From the data below, copy each line that includes the word "category".

(Entries taken from a collection)
● ● ● ● ● ● ●
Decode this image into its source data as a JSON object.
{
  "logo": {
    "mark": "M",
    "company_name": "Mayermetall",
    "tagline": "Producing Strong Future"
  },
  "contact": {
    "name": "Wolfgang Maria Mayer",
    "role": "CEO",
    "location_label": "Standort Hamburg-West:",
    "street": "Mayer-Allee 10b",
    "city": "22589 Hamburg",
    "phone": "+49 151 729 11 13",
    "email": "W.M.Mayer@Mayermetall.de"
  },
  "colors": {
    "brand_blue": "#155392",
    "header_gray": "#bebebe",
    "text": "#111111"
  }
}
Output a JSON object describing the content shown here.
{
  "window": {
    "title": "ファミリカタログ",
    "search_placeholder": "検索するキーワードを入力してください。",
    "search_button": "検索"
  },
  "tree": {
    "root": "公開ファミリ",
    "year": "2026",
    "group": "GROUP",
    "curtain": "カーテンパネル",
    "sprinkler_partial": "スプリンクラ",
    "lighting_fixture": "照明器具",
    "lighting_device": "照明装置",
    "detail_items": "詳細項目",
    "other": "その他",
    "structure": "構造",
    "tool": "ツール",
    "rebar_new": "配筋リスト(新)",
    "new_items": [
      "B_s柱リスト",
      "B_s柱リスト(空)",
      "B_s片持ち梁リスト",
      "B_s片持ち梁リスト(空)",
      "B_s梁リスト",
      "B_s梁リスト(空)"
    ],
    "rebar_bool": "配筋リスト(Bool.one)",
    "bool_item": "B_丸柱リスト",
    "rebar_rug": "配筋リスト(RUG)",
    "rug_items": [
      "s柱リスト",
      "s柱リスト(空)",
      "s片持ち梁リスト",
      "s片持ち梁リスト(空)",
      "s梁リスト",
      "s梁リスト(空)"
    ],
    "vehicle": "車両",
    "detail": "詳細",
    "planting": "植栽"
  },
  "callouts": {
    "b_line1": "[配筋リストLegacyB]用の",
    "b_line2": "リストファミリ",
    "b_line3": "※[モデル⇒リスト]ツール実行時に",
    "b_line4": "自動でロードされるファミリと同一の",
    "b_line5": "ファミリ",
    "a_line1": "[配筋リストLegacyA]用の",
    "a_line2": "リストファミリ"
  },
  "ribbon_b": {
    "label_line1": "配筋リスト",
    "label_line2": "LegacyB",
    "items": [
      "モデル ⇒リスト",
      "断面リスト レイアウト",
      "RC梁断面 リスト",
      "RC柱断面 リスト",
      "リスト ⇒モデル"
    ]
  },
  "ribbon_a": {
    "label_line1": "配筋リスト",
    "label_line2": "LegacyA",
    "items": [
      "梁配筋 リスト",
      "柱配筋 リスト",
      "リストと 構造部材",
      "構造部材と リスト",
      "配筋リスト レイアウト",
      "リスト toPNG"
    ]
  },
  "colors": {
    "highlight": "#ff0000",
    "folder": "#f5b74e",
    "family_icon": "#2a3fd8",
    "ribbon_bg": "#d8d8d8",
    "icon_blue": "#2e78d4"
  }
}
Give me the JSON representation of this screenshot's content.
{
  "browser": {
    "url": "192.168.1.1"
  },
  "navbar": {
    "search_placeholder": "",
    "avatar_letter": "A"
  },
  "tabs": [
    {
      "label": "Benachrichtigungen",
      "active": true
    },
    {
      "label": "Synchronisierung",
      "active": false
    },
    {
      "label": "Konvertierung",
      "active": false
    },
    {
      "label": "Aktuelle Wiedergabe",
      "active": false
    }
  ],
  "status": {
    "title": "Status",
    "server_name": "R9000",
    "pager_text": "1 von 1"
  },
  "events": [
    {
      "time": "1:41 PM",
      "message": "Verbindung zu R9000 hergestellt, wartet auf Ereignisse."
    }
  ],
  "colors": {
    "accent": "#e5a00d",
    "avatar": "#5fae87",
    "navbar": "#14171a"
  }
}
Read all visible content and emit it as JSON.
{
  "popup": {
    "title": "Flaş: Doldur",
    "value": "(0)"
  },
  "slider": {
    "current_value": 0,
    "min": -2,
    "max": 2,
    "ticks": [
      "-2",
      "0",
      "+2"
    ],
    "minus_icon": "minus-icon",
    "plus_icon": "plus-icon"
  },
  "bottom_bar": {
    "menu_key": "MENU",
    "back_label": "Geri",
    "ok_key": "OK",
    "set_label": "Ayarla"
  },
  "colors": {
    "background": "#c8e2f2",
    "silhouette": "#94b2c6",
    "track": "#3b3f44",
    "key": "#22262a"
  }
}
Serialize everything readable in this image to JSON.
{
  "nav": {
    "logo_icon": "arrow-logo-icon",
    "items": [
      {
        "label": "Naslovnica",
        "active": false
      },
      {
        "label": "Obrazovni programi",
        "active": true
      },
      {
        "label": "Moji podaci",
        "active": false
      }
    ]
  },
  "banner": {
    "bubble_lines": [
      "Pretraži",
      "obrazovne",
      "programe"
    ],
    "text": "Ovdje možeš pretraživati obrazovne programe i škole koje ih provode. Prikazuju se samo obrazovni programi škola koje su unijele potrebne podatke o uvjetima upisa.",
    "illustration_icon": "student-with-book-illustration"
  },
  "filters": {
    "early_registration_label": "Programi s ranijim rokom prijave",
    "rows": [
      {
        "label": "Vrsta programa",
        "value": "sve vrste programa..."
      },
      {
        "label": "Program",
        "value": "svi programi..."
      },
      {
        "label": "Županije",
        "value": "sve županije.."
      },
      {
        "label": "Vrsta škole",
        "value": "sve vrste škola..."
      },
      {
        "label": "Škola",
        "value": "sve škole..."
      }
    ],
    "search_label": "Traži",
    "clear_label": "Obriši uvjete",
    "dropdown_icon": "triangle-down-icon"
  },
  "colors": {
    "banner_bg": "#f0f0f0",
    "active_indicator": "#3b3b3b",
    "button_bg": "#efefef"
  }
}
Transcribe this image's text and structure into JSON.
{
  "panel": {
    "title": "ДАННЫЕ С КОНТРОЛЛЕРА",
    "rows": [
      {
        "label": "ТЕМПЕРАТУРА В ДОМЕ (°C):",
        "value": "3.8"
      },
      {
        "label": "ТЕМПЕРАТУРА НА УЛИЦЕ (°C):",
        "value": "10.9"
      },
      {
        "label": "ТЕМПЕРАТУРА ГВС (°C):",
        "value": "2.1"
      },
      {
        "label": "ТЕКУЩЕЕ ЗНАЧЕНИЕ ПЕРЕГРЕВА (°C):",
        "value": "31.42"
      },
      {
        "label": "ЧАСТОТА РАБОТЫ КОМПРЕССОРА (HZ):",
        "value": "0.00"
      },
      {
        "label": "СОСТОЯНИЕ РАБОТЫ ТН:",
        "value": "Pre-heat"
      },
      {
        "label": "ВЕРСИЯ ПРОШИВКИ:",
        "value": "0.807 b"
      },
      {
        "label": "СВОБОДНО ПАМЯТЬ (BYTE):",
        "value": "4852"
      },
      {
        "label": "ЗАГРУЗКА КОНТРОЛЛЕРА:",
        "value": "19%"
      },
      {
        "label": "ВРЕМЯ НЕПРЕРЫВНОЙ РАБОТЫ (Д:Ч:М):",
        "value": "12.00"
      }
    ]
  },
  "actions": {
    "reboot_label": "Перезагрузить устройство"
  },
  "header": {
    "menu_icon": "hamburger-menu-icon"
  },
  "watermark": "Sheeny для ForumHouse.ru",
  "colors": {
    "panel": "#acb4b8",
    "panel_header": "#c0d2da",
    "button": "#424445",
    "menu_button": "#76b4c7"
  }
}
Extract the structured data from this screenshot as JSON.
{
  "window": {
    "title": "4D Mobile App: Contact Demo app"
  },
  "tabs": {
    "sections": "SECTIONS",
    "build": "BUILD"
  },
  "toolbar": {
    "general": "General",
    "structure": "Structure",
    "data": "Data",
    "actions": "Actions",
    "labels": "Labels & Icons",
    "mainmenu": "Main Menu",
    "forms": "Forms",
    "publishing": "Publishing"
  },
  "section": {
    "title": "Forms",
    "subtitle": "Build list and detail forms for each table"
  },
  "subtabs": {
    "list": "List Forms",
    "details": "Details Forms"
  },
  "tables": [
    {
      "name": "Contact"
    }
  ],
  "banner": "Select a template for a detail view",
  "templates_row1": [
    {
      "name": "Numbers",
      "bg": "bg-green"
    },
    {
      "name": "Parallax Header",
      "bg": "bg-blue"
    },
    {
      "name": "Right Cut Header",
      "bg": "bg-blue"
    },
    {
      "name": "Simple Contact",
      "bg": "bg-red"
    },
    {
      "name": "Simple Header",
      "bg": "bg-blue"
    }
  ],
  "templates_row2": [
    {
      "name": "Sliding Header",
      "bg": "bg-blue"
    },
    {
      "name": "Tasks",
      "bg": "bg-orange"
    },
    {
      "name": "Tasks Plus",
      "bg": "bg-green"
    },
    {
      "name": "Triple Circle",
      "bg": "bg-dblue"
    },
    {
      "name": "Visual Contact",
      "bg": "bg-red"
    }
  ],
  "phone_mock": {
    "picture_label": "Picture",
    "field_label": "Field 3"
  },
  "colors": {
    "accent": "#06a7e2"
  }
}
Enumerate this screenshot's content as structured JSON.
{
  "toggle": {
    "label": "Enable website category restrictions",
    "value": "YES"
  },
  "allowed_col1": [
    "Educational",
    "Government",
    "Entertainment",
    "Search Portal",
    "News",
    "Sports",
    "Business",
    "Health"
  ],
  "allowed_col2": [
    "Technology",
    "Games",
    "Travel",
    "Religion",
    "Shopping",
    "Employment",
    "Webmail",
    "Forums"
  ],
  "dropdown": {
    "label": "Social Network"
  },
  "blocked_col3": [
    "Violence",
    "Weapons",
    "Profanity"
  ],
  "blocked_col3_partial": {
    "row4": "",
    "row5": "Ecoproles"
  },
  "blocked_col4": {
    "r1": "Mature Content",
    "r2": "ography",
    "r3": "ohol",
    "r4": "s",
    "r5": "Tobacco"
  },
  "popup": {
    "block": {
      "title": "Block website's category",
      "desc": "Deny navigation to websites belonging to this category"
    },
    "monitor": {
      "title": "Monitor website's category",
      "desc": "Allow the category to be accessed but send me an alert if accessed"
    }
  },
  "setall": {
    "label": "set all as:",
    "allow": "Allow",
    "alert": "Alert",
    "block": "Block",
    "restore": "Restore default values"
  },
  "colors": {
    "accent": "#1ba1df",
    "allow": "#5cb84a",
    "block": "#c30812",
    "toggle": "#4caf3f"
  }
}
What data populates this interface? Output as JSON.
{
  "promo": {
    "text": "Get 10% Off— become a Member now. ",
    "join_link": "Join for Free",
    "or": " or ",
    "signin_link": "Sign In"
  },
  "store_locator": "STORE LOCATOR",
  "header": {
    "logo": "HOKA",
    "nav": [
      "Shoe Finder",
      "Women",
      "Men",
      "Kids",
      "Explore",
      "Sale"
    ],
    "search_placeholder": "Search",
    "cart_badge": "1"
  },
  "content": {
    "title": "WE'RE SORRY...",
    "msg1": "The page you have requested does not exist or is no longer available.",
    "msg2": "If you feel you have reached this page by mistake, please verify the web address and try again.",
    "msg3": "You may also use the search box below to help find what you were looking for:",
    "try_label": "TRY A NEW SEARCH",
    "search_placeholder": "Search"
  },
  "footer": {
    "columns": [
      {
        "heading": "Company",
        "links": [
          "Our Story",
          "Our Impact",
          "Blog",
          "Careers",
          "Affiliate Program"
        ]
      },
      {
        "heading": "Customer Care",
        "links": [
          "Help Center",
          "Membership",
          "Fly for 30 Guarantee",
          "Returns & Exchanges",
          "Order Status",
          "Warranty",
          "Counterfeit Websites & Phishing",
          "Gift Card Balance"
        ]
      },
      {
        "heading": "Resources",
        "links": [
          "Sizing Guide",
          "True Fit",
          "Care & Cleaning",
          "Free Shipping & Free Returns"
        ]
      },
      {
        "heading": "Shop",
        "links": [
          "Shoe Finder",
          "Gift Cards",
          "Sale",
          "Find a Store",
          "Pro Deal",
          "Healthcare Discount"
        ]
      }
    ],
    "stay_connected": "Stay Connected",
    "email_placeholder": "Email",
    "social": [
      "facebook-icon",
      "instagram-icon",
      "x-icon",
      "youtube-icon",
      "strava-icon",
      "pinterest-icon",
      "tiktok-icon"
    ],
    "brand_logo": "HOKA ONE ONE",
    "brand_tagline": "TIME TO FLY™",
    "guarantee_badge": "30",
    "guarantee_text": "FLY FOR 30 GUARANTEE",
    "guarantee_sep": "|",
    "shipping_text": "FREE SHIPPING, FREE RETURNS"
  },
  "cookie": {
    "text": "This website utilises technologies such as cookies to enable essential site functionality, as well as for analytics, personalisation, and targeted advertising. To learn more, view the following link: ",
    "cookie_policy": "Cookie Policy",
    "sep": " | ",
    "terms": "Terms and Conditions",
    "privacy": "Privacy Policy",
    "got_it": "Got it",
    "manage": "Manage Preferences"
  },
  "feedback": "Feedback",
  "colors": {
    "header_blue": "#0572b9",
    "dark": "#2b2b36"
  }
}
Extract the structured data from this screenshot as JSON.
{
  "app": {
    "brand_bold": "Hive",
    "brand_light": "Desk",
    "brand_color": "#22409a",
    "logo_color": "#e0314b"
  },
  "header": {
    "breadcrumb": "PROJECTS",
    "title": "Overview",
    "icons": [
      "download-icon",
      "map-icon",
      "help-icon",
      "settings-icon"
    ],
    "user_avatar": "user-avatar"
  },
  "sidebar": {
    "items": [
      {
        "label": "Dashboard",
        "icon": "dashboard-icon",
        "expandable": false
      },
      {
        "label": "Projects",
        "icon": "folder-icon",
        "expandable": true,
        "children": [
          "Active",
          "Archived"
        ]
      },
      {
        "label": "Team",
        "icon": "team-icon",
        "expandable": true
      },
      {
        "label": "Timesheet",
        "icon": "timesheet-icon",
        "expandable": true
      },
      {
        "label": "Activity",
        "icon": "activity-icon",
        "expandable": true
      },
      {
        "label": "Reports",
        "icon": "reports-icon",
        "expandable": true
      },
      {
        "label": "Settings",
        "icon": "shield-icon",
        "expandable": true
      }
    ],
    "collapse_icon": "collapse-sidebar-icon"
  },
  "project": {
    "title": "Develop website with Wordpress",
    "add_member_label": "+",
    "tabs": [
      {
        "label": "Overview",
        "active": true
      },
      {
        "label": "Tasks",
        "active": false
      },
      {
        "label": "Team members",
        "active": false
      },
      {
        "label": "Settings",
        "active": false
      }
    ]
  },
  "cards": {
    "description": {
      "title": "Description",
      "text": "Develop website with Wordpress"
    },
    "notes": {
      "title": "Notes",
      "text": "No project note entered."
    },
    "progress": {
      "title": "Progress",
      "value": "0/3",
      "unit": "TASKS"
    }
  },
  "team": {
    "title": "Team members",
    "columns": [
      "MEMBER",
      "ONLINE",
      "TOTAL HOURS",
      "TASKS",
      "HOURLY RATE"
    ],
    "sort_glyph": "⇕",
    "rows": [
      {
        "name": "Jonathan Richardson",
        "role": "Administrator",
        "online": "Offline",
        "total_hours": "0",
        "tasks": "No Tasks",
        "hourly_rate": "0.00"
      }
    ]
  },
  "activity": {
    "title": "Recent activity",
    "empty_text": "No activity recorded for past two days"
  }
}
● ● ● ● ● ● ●
▸ **TASK OUTPUT**:
    "label": "Enable website category restrictions",
      "title": "Block website's category",
      "desc": "Deny navigation to websites belonging to this category"
      "title": "Monitor website's category",
      "desc": "Allow the category to be accessed but send me an alert if accessed"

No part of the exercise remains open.